→ TASK REQUIREMENTS
Your task is to copy each line of the records that includes the string "lines".
################
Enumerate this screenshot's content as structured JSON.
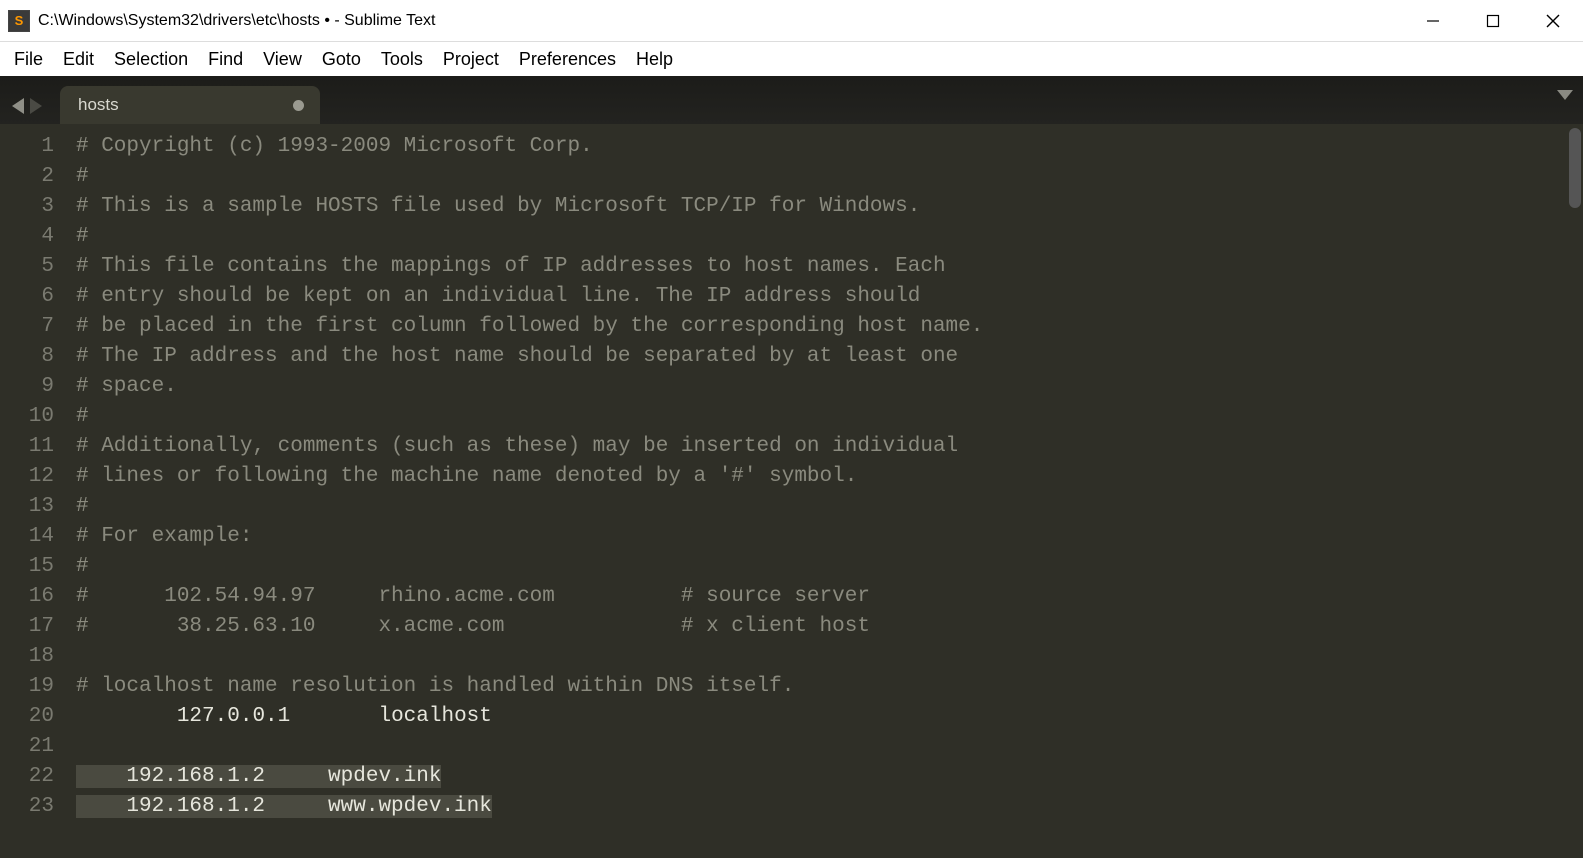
{
  "window": {
    "title": "C:\\Windows\\System32\\drivers\\etc\\hosts • - Sublime Text",
    "icon_letter": "S"
  },
  "menubar": [
    "File",
    "Edit",
    "Selection",
    "Find",
    "View",
    "Goto",
    "Tools",
    "Project",
    "Preferences",
    "Help"
  ],
  "tab": {
    "name": "hosts",
    "dirty": true
  },
  "editor": {
    "lines": [
      {
        "n": 1,
        "t": "# Copyright (c) 1993-2009 Microsoft Corp.",
        "c": true
      },
      {
        "n": 2,
        "t": "#",
        "c": true
      },
      {
        "n": 3,
        "t": "# This is a sample HOSTS file used by Microsoft TCP/IP for Windows.",
        "c": true
      },
      {
        "n": 4,
        "t": "#",
        "c": true
      },
      {
        "n": 5,
        "t": "# This file contains the mappings of IP addresses to host names. Each",
        "c": true
      },
      {
        "n": 6,
        "t": "# entry should be kept on an individual line. The IP address should",
        "c": true
      },
      {
        "n": 7,
        "t": "# be placed in the first column followed by the corresponding host name.",
        "c": true
      },
      {
        "n": 8,
        "t": "# The IP address and the host name should be separated by at least one",
        "c": true
      },
      {
        "n": 9,
        "t": "# space.",
        "c": true
      },
      {
        "n": 10,
        "t": "#",
        "c": true
      },
      {
        "n": 11,
        "t": "# Additionally, comments (such as these) may be inserted on individual",
        "c": true
      },
      {
        "n": 12,
        "t": "# lines or following the machine name denoted by a '#' symbol.",
        "c": true
      },
      {
        "n": 13,
        "t": "#",
        "c": true
      },
      {
        "n": 14,
        "t": "# For example:",
        "c": true
      },
      {
        "n": 15,
        "t": "#",
        "c": true
      },
      {
        "n": 16,
        "t": "#      102.54.94.97     rhino.acme.com          # source server",
        "c": true
      },
      {
        "n": 17,
        "t": "#       38.25.63.10     x.acme.com              # x client host",
        "c": true
      },
      {
        "n": 18,
        "t": "",
        "c": false
      },
      {
        "n": 19,
        "t": "# localhost name resolution is handled within DNS itself.",
        "c": true
      },
      {
        "n": 20,
        "t": "\t127.0.0.1       localhost",
        "c": false
      },
      {
        "n": 21,
        "t": "",
        "c": false
      },
      {
        "n": 22,
        "t": "    192.168.1.2     wpdev.ink",
        "c": false,
        "sel": true
      },
      {
        "n": 23,
        "t": "    192.168.1.2     www.wpdev.ink",
        "c": false,
        "sel": true
      }
    ]
  }
}
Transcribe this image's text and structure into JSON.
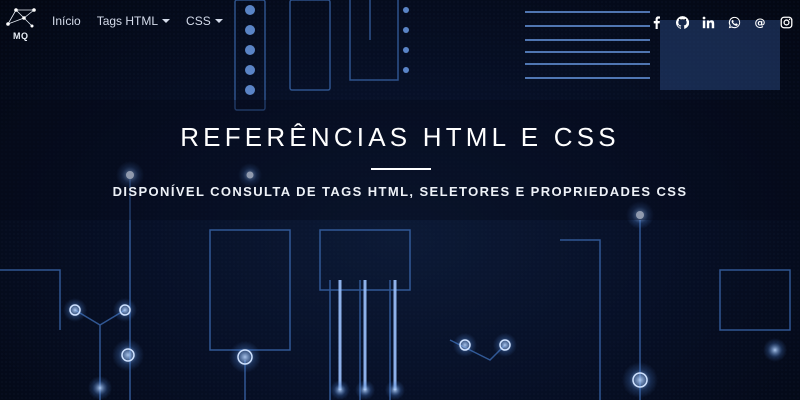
{
  "brand": {
    "logo_text": "MQ"
  },
  "nav": {
    "items": [
      {
        "label": "Início",
        "dropdown": false
      },
      {
        "label": "Tags HTML",
        "dropdown": true
      },
      {
        "label": "CSS",
        "dropdown": true
      }
    ]
  },
  "social": {
    "icons": [
      "facebook-icon",
      "github-icon",
      "linkedin-icon",
      "whatsapp-icon",
      "email-icon",
      "instagram-icon"
    ]
  },
  "hero": {
    "title": "REFERÊNCIAS HTML E CSS",
    "subtitle": "DISPONÍVEL CONSULTA DE TAGS HTML, SELETORES E PROPRIEDADES CSS"
  },
  "colors": {
    "background": "#050a18",
    "circuit_glow": "#7fb2ff",
    "text": "#ffffff"
  }
}
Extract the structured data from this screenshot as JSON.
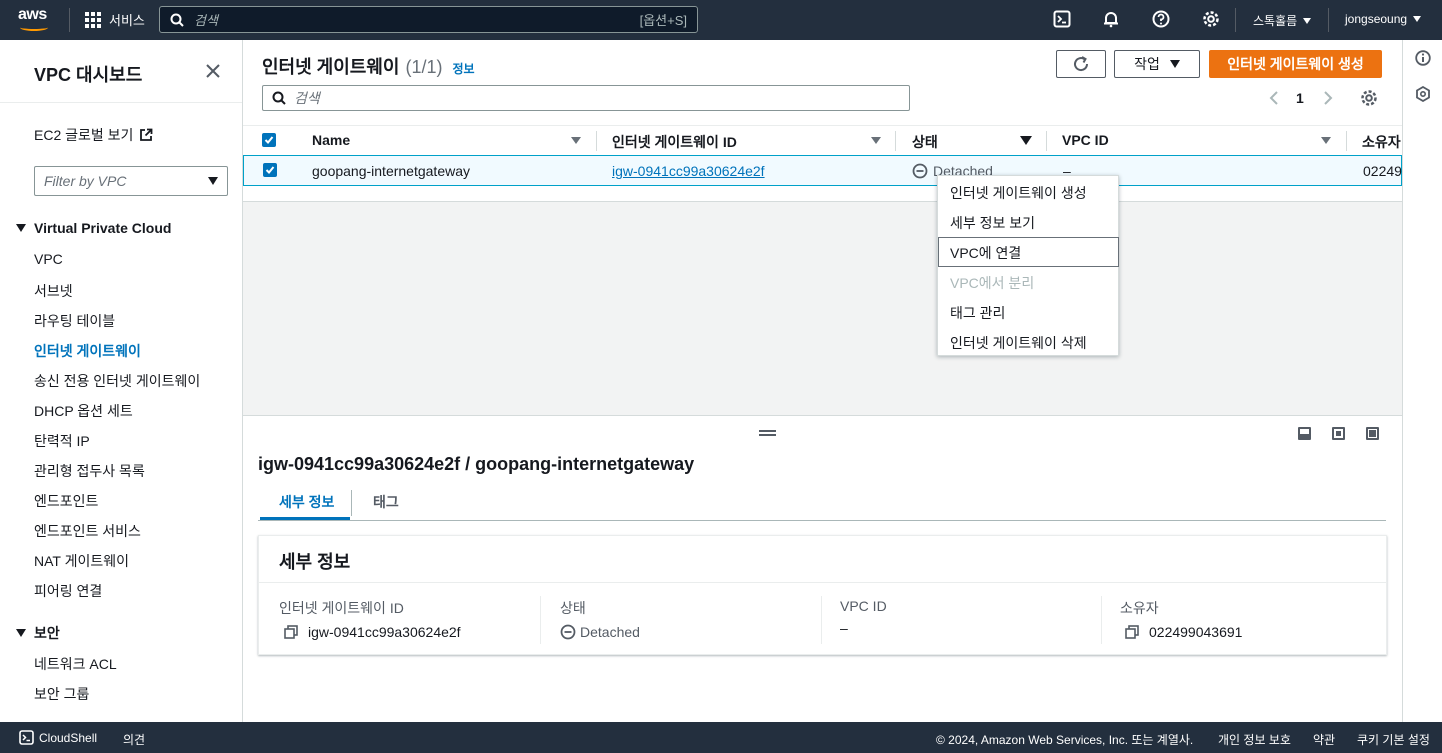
{
  "topnav": {
    "logo": "aws",
    "services_label": "서비스",
    "search_placeholder": "검색",
    "search_shortcut": "[옵션+S]",
    "region_label": "스톡홀름",
    "user_label": "jongseoung"
  },
  "sidebar": {
    "title": "VPC 대시보드",
    "ec2_link": "EC2 글로벌 보기",
    "filter_placeholder": "Filter by VPC",
    "section_vpc": "Virtual Private Cloud",
    "vpc_items": [
      "VPC",
      "서브넷",
      "라우팅 테이블",
      "인터넷 게이트웨이",
      "송신 전용 인터넷 게이트웨이",
      "DHCP 옵션 세트",
      "탄력적 IP",
      "관리형 접두사 목록",
      "엔드포인트",
      "엔드포인트 서비스",
      "NAT 게이트웨이",
      "피어링 연결"
    ],
    "section_security": "보안",
    "security_items": [
      "네트워크 ACL",
      "보안 그룹"
    ]
  },
  "main": {
    "title": "인터넷 게이트웨이",
    "count": "(1/1)",
    "info": "정보",
    "actions_label": "작업",
    "create_label": "인터넷 게이트웨이 생성",
    "search_placeholder": "검색",
    "page_number": "1",
    "columns": [
      "Name",
      "인터넷 게이트웨이 ID",
      "상태",
      "VPC ID",
      "소유자"
    ],
    "row": {
      "name": "goopang-internetgateway",
      "id": "igw-0941cc99a30624e2f",
      "status": "Detached",
      "vpc_id": "–",
      "owner": "02249"
    }
  },
  "dropdown": {
    "items": [
      "인터넷 게이트웨이 생성",
      "세부 정보 보기",
      "VPC에 연결",
      "VPC에서 분리",
      "태그 관리",
      "인터넷 게이트웨이 삭제"
    ]
  },
  "split": {
    "title": "igw-0941cc99a30624e2f / goopang-internetgateway",
    "tabs": [
      "세부 정보",
      "태그"
    ],
    "card_title": "세부 정보",
    "fields": [
      {
        "label": "인터넷 게이트웨이 ID",
        "value": "igw-0941cc99a30624e2f"
      },
      {
        "label": "상태",
        "value": "Detached"
      },
      {
        "label": "VPC ID",
        "value": "–"
      },
      {
        "label": "소유자",
        "value": "022499043691"
      }
    ]
  },
  "footer": {
    "cloudshell": "CloudShell",
    "feedback": "의견",
    "copyright": "© 2024, Amazon Web Services, Inc. 또는 계열사.",
    "privacy": "개인 정보 보호",
    "terms": "약관",
    "cookies": "쿠키 기본 설정"
  },
  "colors": {
    "nav_bg": "#232f3e",
    "primary": "#ec7211",
    "link": "#0073bb"
  }
}
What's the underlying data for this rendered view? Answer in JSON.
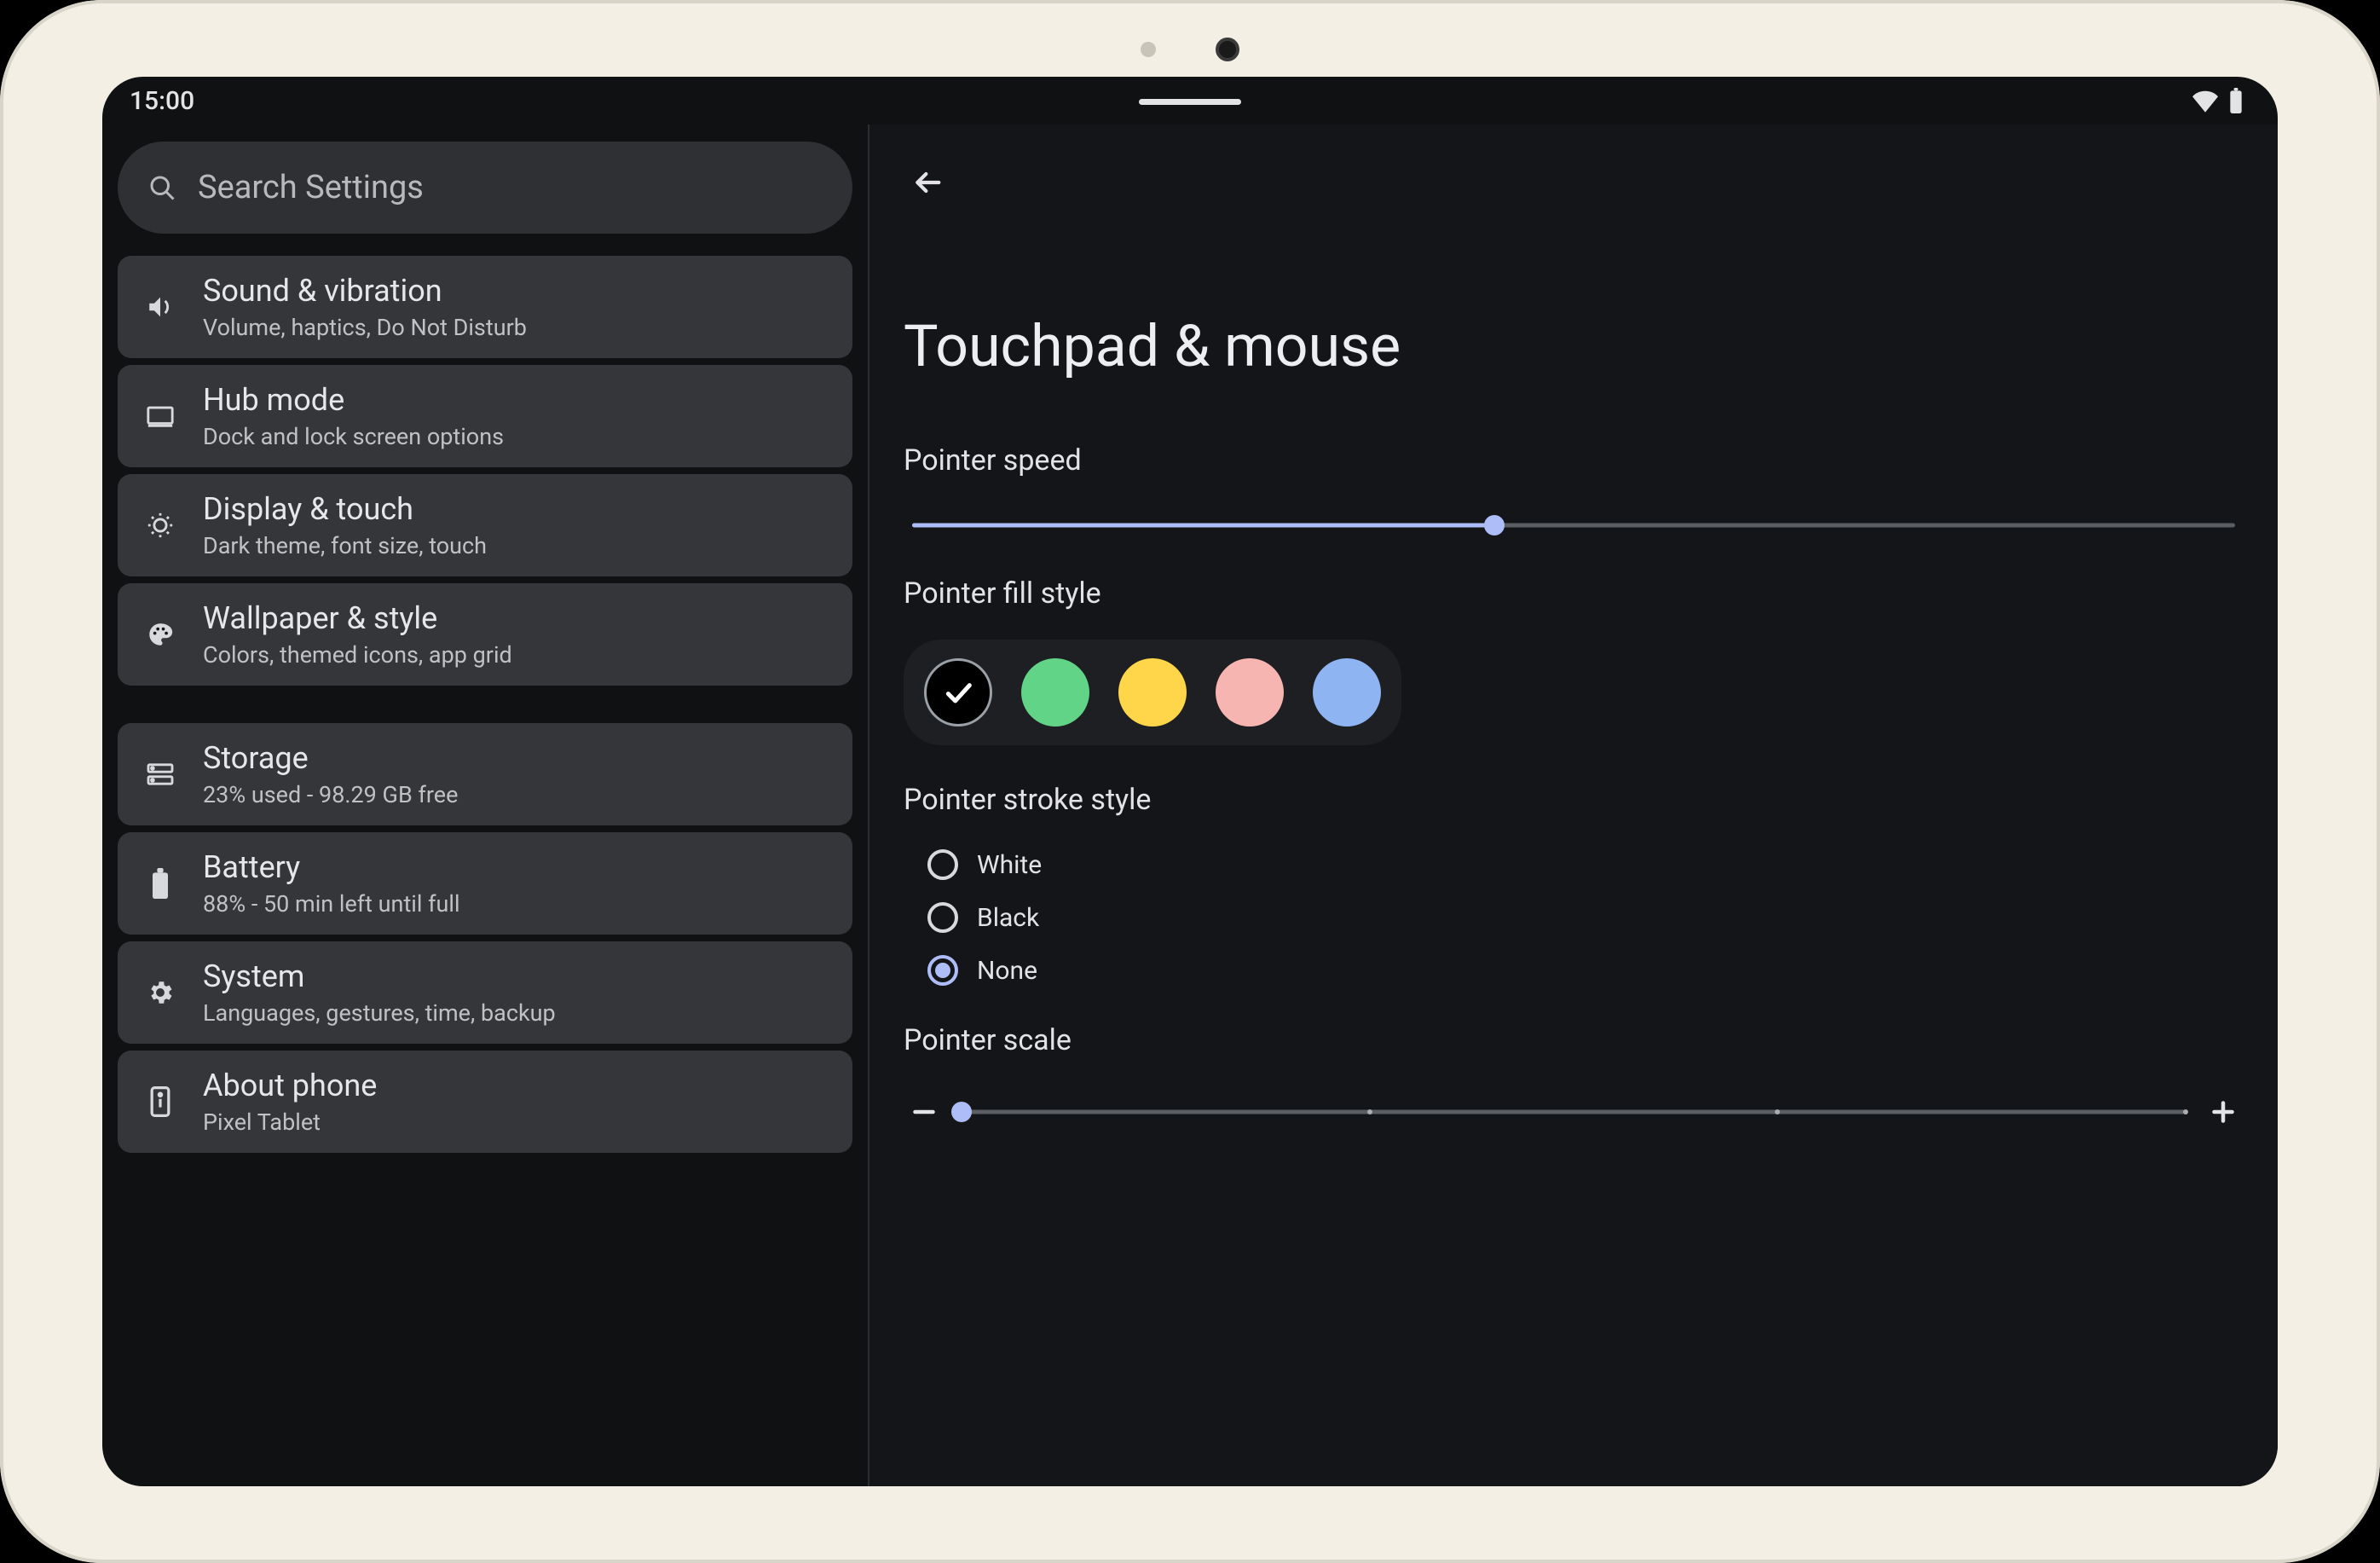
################
→ WRITTEN RESPONSE
    "lines": [
        "t": "# lines or following the machine name denoted by a '#' symbol.",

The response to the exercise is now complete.